What the task asks:
Copy each line of the data below with the word "price".

Task input:
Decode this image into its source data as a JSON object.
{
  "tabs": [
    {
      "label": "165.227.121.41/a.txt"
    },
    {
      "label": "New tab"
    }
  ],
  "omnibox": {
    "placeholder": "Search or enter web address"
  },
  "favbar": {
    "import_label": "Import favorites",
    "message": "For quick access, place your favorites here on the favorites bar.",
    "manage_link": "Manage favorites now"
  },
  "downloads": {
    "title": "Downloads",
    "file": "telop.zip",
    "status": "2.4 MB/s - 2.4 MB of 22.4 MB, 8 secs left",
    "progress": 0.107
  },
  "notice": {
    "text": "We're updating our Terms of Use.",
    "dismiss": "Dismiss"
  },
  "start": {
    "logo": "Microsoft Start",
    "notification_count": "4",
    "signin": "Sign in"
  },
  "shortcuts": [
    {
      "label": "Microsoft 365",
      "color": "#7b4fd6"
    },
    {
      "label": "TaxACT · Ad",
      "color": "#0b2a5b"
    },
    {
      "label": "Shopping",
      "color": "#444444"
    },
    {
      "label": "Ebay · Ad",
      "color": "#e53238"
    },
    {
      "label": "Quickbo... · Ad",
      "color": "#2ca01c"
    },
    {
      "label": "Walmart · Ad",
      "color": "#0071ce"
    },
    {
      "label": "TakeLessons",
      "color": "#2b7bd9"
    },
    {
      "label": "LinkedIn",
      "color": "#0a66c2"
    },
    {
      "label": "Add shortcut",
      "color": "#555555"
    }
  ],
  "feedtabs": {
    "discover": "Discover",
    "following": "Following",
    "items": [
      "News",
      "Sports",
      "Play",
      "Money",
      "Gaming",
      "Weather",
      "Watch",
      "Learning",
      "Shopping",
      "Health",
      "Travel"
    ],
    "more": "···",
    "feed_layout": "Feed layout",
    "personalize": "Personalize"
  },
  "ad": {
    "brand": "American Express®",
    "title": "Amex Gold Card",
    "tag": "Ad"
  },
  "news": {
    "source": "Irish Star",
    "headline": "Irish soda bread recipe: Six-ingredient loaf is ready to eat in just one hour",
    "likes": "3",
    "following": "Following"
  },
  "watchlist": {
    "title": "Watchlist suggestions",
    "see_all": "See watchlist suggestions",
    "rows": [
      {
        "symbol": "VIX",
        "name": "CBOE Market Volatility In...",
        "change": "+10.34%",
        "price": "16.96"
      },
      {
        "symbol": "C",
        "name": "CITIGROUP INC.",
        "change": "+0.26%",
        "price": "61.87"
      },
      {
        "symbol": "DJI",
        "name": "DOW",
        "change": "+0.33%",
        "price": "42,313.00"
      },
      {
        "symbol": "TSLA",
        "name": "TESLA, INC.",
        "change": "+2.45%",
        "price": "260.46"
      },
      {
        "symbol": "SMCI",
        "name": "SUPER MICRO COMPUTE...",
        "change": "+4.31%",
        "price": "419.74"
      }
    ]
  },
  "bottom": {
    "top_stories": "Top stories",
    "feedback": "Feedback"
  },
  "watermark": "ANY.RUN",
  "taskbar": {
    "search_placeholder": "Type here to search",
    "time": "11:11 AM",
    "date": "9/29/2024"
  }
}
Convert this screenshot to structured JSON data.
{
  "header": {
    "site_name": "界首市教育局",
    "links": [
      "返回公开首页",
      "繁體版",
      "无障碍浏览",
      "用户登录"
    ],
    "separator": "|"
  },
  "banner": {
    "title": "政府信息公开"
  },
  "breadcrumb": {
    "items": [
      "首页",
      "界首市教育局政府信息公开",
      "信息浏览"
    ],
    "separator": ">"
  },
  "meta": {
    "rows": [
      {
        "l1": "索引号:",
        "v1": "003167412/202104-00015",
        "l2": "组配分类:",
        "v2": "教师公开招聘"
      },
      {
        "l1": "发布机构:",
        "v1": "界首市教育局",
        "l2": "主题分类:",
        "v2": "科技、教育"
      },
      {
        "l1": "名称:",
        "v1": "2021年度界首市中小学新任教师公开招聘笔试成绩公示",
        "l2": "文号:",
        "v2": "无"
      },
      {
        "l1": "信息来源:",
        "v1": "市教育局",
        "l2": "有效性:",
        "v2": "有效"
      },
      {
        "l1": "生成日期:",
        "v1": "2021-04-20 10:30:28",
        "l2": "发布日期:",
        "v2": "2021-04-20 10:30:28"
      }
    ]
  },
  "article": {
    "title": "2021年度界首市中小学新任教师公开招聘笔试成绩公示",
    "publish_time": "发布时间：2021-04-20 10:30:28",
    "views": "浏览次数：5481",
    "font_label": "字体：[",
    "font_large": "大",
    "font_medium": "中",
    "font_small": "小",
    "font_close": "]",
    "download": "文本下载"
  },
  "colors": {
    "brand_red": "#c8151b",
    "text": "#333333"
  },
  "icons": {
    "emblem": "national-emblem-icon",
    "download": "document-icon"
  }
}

Response box:
        "price": "16.96"
        "price": "61.87"
        "price": "42,313.00"
        "price": "260.46"
        "price": "419.74"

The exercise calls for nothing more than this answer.